Adapting to compromises – Attenuation of Omicron BA.1 in human cardiomyocytes is contrasted by efficient replication of the BA.5 subvariant

As awareness of cardiac injury and cardiomyopathies in the context of acute SARS-CoV-2 infection as well as long COVID has increased in recent months, investigating the underlying mechanisms has become a major area of interest. Research into these mechanisms is complicated by novel emerging variants of concern (VoC)s with proposed differences in pathogenicity, with initial reports claiming lower cytopathic effects of the Omicron variant compared to previous VoCs. Prompted by this, researchers from the Kirchhoff lab collaborated with the group of Prof. Dr. Just from the Institute of Molecular Cardiology to determine replication fitness as well as cytopathicity of different SARS-CoV-2 variants in human cardiomyocytes.

In a recent study published in Signal Transduction and Targeted Therapy, Rayhane Nchioua, a Ph.D. student in Prof. Frank Kirchhoff's lab, and Federica Diofano, a Postdoc in Prof. Steffen Just´s team at the University of Ulm, showed that all tested variants of SARS-CoV-2 (Early Isolate NL-02-2020, Delta, Omicron BA.1, BA.2 and BA.5) are able to infect iPSC-derived human cardiomyocytes. The latter are known for their ability to maintain spontaneous contraction or “beats.” However, the levels of viral replication differed drastically. While the Delta variant yielded the highest viral titers, the early strain NL-02-2020 released the highest amount of pro-inflammatory cytokines and Omicron BA.1 was the most attenuated.

Spurred on by these initial findings, the team utilized video recordings of live cells infected by different VoCs to reveal significant decreases of spontaneous beats per minute after infection, down to a complete stop. The group further showed that NL-02-2020 impaired spontaneous beats most rapidly and for the longest time periods, while BA.1 had only modest effects. Further investigations into Omicron subvariants BA.2 and BA.5, however, revealed a reversal of this trend. The currently dominating VoC, BA.5, replicates faster, produces more infectious virus particles, and disrupts the beating of the cardiomyocytes much more rapidly compared to BA.1, while BA.2 presented an intermediate phenotype.
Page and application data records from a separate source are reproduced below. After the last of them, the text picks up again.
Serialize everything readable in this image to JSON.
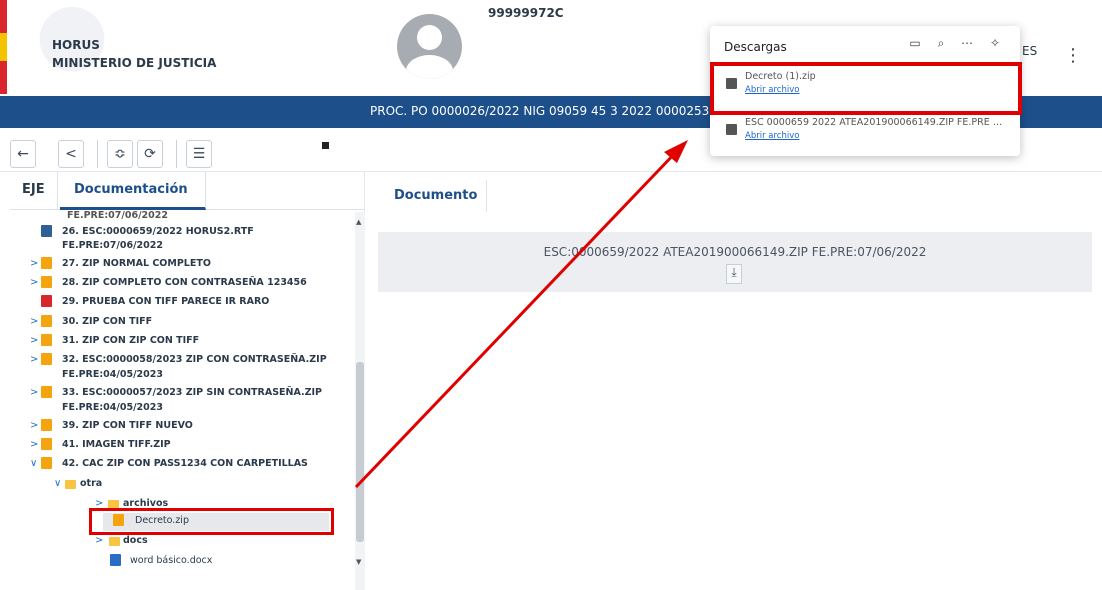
{
  "header": {
    "brand_line1": "HORUS",
    "brand_line2": "MINISTERIO DE JUSTICIA",
    "user_id": "99999972C",
    "language": "ES",
    "menu_icon": "kebab-menu-icon"
  },
  "proc_bar": {
    "text": "PROC. PO 0000026/2022 NIG 09059 45 3 2022 0000253"
  },
  "toolbar": {
    "buttons": [
      "←",
      "<",
      "≎",
      "⟳",
      "☰"
    ]
  },
  "left_tabs": {
    "eje": "EJE",
    "documentacion": "Documentación"
  },
  "tree": {
    "rows": [
      {
        "label": "FE.PRE:07/06/2022"
      },
      {
        "label": "26. ESC:0000659/2022 HORUS2.RTF"
      },
      {
        "label": "FE.PRE:07/06/2022"
      },
      {
        "label": "27. ZIP NORMAL COMPLETO"
      },
      {
        "label": "28. ZIP COMPLETO CON CONTRASEÑA 123456"
      },
      {
        "label": "29. PRUEBA CON TIFF PARECE IR RARO"
      },
      {
        "label": "30. ZIP CON TIFF"
      },
      {
        "label": "31. ZIP CON ZIP CON TIFF"
      },
      {
        "label": "32. ESC:0000058/2023 ZIP CON CONTRASEÑA.ZIP"
      },
      {
        "label": "FE.PRE:04/05/2023"
      },
      {
        "label": "33. ESC:0000057/2023 ZIP SIN CONTRASEÑA.ZIP"
      },
      {
        "label": "FE.PRE:04/05/2023"
      },
      {
        "label": "39. ZIP CON TIFF NUEVO"
      },
      {
        "label": "41. IMAGEN TIFF.ZIP"
      },
      {
        "label": "42. CAC ZIP CON PASS1234 CON CARPETILLAS"
      },
      {
        "label": "otra"
      },
      {
        "label": "archivos"
      },
      {
        "label": "Decreto.zip"
      },
      {
        "label": "docs"
      },
      {
        "label": "word básico.docx"
      }
    ]
  },
  "document": {
    "tab": "Documento",
    "filename": "ESC:0000659/2022 ATEA201900066149.ZIP FE.PRE:07/06/2022",
    "download_glyph": "⤓"
  },
  "downloads": {
    "title": "Descargas",
    "items": [
      {
        "name": "Decreto (1).zip",
        "action": "Abrir archivo"
      },
      {
        "name": "ESC 0000659 2022 ATEA201900066149.ZIP FE.PRE 07 06 ...",
        "action": "Abrir archivo"
      }
    ]
  },
  "colors": {
    "brand_blue": "#1d4f8a",
    "highlight_red": "#e00000",
    "zip_orange": "#f3a40f"
  }
}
One possible explanation for this phenotype was given by the groups in their manuscript: “Our results add to the evidence that efficient evasion of adaptive immune responses by BA.1 came at the cost of reduced fusogenicity [infectivity]. However, acquisition of additional changes by BA.5 restored the full replicative potential and may increase both transmissibility and virulence”.

Taken together, these findings provide further evidence for the continued adaption of SARS-CoV-2 to its human host and the need to maintain vigilance regarding cardiac injury in SARS-CoV-2 infected individuals.

Article DOI: 10.1038/s41392-022-01256-9

From left to right: Prof. Frank Kirchhoff, Dr. Rayhane Nchioua, Prof. Steffen Just